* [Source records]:
=======
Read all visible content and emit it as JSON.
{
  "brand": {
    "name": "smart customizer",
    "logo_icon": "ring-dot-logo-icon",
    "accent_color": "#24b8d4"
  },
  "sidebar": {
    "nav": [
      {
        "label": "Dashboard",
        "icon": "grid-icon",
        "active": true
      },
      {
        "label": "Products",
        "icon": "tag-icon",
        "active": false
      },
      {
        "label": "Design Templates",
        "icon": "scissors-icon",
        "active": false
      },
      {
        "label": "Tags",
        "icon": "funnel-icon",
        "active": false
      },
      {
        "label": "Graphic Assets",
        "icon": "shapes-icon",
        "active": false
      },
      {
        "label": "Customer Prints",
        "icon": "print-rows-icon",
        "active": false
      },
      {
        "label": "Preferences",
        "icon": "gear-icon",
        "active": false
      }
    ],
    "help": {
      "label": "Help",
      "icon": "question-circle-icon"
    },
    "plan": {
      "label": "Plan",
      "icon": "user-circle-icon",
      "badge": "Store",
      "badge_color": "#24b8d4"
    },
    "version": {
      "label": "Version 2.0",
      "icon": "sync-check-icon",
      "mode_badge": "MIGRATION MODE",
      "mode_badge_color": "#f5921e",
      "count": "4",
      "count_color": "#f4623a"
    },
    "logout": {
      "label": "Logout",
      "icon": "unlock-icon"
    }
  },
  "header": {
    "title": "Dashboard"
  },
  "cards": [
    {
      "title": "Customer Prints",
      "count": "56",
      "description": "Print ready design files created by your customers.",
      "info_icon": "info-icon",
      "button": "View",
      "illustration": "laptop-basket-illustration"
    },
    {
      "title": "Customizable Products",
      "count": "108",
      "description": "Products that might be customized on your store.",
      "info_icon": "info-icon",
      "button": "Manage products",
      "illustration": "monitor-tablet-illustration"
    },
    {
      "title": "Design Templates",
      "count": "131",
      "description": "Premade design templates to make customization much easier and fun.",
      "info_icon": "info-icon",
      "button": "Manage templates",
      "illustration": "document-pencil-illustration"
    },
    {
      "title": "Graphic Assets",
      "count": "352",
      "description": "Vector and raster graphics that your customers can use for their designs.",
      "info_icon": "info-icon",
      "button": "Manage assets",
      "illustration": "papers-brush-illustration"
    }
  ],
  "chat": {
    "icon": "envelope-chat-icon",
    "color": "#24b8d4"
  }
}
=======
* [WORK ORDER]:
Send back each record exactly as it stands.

* [RESULT BELOW]:
Read all visible content and emit it as JSON.
{
  "brand": {
    "name": "smart customizer",
    "logo_icon": "ring-dot-logo-icon",
    "accent_color": "#24b8d4"
  },
  "sidebar": {
    "nav": [
      {
        "label": "Dashboard",
        "icon": "grid-icon",
        "active": true
      },
      {
        "label": "Products",
        "icon": "tag-icon",
        "active": false
      },
      {
        "label": "Design Templates",
        "icon": "scissors-icon",
        "active": false
      },
      {
        "label": "Tags",
        "icon": "funnel-icon",
        "active": false
      },
      {
        "label": "Graphic Assets",
        "icon": "shapes-icon",
        "active": false
      },
      {
        "label": "Customer Prints",
        "icon": "print-rows-icon",
        "active": false
      },
      {
        "label": "Preferences",
        "icon": "gear-icon",
        "active": false
      }
    ],
    "help": {
      "label": "Help",
      "icon": "question-circle-icon"
    },
    "plan": {
      "label": "Plan",
      "icon": "user-circle-icon",
      "badge": "Store",
      "badge_color": "#24b8d4"
    },
    "version": {
      "label": "Version 2.0",
      "icon": "sync-check-icon",
      "mode_badge": "MIGRATION MODE",
      "mode_badge_color": "#f5921e",
      "count": "4",
      "count_color": "#f4623a"
    },
    "logout": {
      "label": "Logout",
      "icon": "unlock-icon"
    }
  },
  "header": {
    "title": "Dashboard"
  },
  "cards": [
    {
      "title": "Customer Prints",
      "count": "56",
      "description": "Print ready design files created by your customers.",
      "info_icon": "info-icon",
      "button": "View",
      "illustration": "laptop-basket-illustration"
    },
    {
      "title": "Customizable Products",
      "count": "108",
      "description": "Products that might be customized on your store.",
      "info_icon": "info-icon",
      "button": "Manage products",
      "illustration": "monitor-tablet-illustration"
    },
    {
      "title": "Design Templates",
      "count": "131",
      "description": "Premade design templates to make customization much easier and fun.",
      "info_icon": "info-icon",
      "button": "Manage templates",
      "illustration": "document-pencil-illustration"
    },
    {
      "title": "Graphic Assets",
      "count": "352",
      "description": "Vector and raster graphics that your customers can use for their designs.",
      "info_icon": "info-icon",
      "button": "Manage assets",
      "illustration": "papers-brush-illustration"
    }
  ],
  "chat": {
    "icon": "envelope-chat-icon",
    "color": "#24b8d4"
  }
}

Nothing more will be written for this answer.